But the GOP primary gives us a test of the thesis, and it shows that there was no systematic tendency of polls to underrate Trump’s level of support. He overperformed his polls in some states but underperformed in others. On balance, he did about 1.1 percentage points worse in the final results than he did in the polls.
Also Trump didn't over-perform his polls in the primary. If anything the opposite happened. pic.twitter.com/UFVO6BvRLe— (((Harry Enten))) (@ForecasterEnten) October 22, 2016
Trump’s tendency to underperform in the primaries likely reflects his lack of a traditional field organization. His campaign has professionalized to some extent since then, but it continues to lag behind Clinton’s.
State polls confirm national numbers
Trump is about 6 points behind Clinton in RealClearPolitics’ national polling average. On Election Day, it wouldn’t be surprising if he lost by more or less than that. But for the polls to be far enough off for him to actually win would be an unprecedentedly large error.
What’s more, unlike in the UK we have an extensive battery of state polling to back up our national polls.
- Trump is down 2 points in North Carolina
- Trump is down 4 points in Nevada
- Trump is down 4 points in Florida
- Trump is down 6 points in Pennsylvania
- Trump is down 7 points in Colorado and 8 points in Virginia and New Hampshire

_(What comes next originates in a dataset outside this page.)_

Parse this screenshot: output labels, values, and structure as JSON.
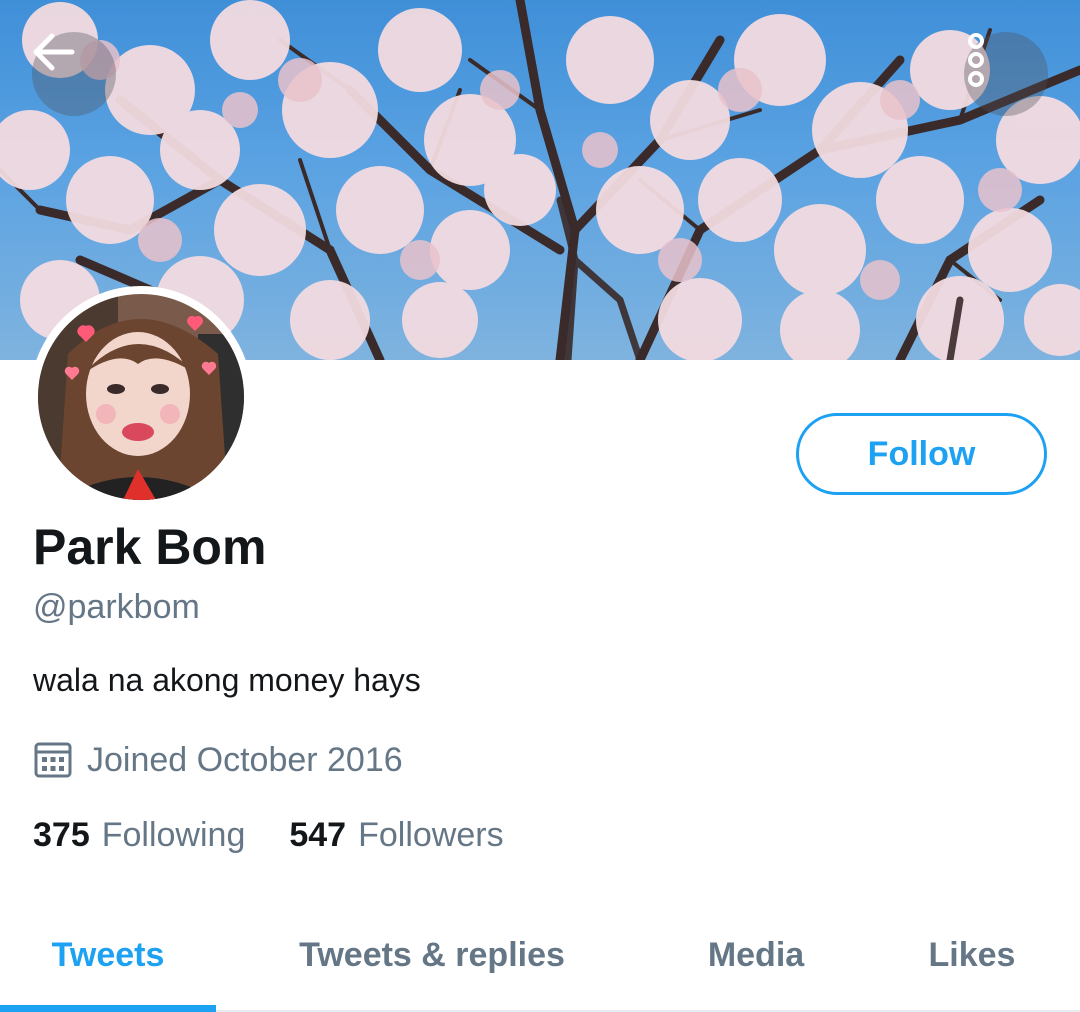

These polls are conducting independently of national polling, but they corroborate its conclusion — Trump is considerably less popular than Clinton with both likely voters and registered voters. None of this means that a Trump victory is impossible — things can change in 14 days — but it is almost certainly the case that he is losing the election right now, and there’s nothing in the story of Brexit to contradict that.